Massage therapy can significantly improve hand grip strength and endurance according to a recent study.
How often do you grip items doing your daily activities? How many doors have you opened today? Did you drive anywhere? How easy was it to get those martini olives out of the jar?
Do you play any sports like tennis, golf, or basketball?
Clients with chronic medical conditions, such as arthritis, Parkinson’s Disease, Multiple Sclerosis, or sprains and strains of the arm or hand can find these everyday mundane tasks extremely difficult.
The effect of a single massage session on grip strength was studied in a 2016 research paper. The study focused on 44 healthy men between the ages of 18 and 25. The participants were divided into two groups:

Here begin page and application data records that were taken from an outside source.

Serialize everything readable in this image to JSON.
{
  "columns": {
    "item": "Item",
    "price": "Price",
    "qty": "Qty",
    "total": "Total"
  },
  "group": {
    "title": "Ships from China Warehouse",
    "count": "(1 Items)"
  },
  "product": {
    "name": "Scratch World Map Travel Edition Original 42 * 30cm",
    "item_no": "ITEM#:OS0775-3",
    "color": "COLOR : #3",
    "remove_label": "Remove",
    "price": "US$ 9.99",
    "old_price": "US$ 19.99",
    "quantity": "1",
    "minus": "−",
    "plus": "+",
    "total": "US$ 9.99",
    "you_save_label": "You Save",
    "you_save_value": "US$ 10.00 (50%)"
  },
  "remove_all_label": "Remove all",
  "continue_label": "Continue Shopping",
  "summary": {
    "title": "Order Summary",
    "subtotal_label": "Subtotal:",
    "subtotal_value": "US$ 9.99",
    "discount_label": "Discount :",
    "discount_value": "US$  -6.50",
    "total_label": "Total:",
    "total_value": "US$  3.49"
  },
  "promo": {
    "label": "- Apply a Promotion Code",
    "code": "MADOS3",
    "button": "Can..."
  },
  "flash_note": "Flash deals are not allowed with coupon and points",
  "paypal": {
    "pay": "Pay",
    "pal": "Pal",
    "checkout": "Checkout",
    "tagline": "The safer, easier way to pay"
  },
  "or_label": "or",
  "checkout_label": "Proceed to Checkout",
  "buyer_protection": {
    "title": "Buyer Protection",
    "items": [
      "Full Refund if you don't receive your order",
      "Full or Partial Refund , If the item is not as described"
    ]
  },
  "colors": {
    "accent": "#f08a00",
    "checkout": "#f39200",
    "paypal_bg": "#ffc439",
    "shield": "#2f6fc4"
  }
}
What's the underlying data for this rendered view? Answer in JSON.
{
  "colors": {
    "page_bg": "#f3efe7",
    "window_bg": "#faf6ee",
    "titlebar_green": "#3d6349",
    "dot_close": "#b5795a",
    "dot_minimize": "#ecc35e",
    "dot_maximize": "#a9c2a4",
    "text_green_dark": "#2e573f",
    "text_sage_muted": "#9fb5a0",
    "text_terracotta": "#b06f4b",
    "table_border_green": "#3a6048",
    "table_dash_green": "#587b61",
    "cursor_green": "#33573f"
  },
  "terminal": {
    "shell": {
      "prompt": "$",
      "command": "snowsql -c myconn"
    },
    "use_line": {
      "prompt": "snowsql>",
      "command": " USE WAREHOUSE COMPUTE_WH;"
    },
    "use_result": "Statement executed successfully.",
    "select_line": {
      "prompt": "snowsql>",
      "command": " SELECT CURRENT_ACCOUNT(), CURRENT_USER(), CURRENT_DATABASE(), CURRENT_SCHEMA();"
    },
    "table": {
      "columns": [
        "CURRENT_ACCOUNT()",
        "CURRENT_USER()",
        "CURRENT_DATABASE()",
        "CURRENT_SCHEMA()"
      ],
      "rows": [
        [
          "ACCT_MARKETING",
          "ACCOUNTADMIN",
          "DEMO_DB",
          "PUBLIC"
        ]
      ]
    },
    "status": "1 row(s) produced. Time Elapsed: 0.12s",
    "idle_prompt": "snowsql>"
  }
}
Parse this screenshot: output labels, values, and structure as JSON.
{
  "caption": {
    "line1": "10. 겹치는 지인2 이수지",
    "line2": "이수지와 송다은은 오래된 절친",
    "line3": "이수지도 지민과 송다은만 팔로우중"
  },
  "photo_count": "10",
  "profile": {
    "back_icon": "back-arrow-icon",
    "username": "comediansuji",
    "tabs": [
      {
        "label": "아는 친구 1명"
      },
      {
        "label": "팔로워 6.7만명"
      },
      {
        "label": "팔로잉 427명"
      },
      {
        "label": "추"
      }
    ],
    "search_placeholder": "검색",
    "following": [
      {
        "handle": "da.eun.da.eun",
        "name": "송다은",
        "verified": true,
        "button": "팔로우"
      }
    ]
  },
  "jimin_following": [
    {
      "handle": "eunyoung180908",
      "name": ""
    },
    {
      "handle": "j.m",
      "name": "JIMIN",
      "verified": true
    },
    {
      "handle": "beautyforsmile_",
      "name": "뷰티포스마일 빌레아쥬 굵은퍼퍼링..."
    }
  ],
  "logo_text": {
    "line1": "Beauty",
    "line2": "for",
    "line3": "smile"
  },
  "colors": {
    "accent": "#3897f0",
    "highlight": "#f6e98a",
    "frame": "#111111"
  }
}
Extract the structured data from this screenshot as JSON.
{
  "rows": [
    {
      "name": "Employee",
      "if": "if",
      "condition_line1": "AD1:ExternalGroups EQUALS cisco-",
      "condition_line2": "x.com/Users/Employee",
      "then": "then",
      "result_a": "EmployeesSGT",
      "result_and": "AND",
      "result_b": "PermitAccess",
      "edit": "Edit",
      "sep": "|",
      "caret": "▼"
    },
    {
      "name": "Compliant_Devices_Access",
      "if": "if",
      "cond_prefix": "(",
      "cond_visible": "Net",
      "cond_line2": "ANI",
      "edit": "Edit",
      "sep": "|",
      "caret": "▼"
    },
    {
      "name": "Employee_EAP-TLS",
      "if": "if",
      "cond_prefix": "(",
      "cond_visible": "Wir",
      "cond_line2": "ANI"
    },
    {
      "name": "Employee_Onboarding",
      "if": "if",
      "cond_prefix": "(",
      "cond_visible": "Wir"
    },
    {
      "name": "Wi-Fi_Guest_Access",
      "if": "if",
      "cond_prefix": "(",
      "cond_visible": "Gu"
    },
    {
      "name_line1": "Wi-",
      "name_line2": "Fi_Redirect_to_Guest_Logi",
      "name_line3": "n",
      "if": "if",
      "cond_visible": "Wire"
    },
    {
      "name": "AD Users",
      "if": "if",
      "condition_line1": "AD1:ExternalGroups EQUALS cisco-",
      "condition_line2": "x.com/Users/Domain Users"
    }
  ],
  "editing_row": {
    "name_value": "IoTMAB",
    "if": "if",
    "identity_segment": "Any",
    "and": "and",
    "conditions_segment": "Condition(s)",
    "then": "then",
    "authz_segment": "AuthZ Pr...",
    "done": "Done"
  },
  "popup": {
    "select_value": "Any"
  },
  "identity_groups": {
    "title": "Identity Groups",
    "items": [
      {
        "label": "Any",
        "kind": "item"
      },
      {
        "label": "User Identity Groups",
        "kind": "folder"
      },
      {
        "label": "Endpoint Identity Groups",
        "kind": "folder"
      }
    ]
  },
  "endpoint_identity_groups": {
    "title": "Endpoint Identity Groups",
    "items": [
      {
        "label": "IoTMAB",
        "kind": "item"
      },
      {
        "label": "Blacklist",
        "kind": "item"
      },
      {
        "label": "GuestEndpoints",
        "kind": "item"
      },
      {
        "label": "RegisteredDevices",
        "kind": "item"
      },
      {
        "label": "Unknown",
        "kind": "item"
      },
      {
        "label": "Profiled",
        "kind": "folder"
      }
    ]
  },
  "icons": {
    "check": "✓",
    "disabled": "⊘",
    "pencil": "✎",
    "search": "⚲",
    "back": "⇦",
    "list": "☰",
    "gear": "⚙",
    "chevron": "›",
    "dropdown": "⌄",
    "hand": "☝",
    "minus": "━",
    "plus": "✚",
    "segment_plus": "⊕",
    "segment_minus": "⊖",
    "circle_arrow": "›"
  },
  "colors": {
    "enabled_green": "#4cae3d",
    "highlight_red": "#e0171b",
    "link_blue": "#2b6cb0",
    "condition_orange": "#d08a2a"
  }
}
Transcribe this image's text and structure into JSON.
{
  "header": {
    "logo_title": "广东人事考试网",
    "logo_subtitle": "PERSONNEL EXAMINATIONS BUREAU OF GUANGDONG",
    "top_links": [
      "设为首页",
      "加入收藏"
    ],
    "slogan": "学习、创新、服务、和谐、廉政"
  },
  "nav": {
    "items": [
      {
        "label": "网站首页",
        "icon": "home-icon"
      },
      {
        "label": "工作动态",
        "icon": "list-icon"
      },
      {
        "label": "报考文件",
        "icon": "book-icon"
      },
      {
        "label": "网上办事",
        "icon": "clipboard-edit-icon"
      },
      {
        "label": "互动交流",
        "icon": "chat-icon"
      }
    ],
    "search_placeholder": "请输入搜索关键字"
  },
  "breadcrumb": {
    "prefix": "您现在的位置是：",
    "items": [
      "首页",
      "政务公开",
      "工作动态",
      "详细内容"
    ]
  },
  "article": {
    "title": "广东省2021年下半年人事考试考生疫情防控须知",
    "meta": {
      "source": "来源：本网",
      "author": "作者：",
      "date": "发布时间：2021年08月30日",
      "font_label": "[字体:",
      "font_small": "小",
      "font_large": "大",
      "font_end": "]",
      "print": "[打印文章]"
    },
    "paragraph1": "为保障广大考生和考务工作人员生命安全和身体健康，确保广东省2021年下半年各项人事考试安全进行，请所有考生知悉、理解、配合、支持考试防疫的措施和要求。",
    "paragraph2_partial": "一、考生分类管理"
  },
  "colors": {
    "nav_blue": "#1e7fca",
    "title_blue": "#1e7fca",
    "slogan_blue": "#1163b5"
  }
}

- Group one received five minutes of deep massage strokes and kneading of both sides of the forearms and hands.
- Group two received passive range of motion techniques to the fingers, wrist, forearm, elbow, and shoulders.
Researchers measured hand grip strength and endurance using a grip dynamometer before and after each session of either massage or passive motion.
Hand Grip Strength and Massage Study Results
The study concluded that there was a significant improvement in hand grip and endurance after a single massage. There was no change in the passive movement group.
What This Means to You
There are many reasons that you might wish to improve your grip strength. Improving your golf game, finally being able to play that barre chord on the guitar, or the need to improve your martinis.
While this study didn’t specifically look at patients with neurological disorders or hand injuries, it’s not hard to imagine that similar results could be expected as long as the nerves are patent and sensation is intact.
The benefits of treating carpal tunnel syndrome with massage therapy are well known. Now, you can add a stronger handshake and improved grip endurance to the ever-growing list of massage benefits.
Ali M, Hosseini S, Rusaee M, Tabatabaee S, “The immediate effects of manual massage of forearm on power grip strength and endurance in health young men.” Pain Med. 2016 May 25; 15(2): 112-120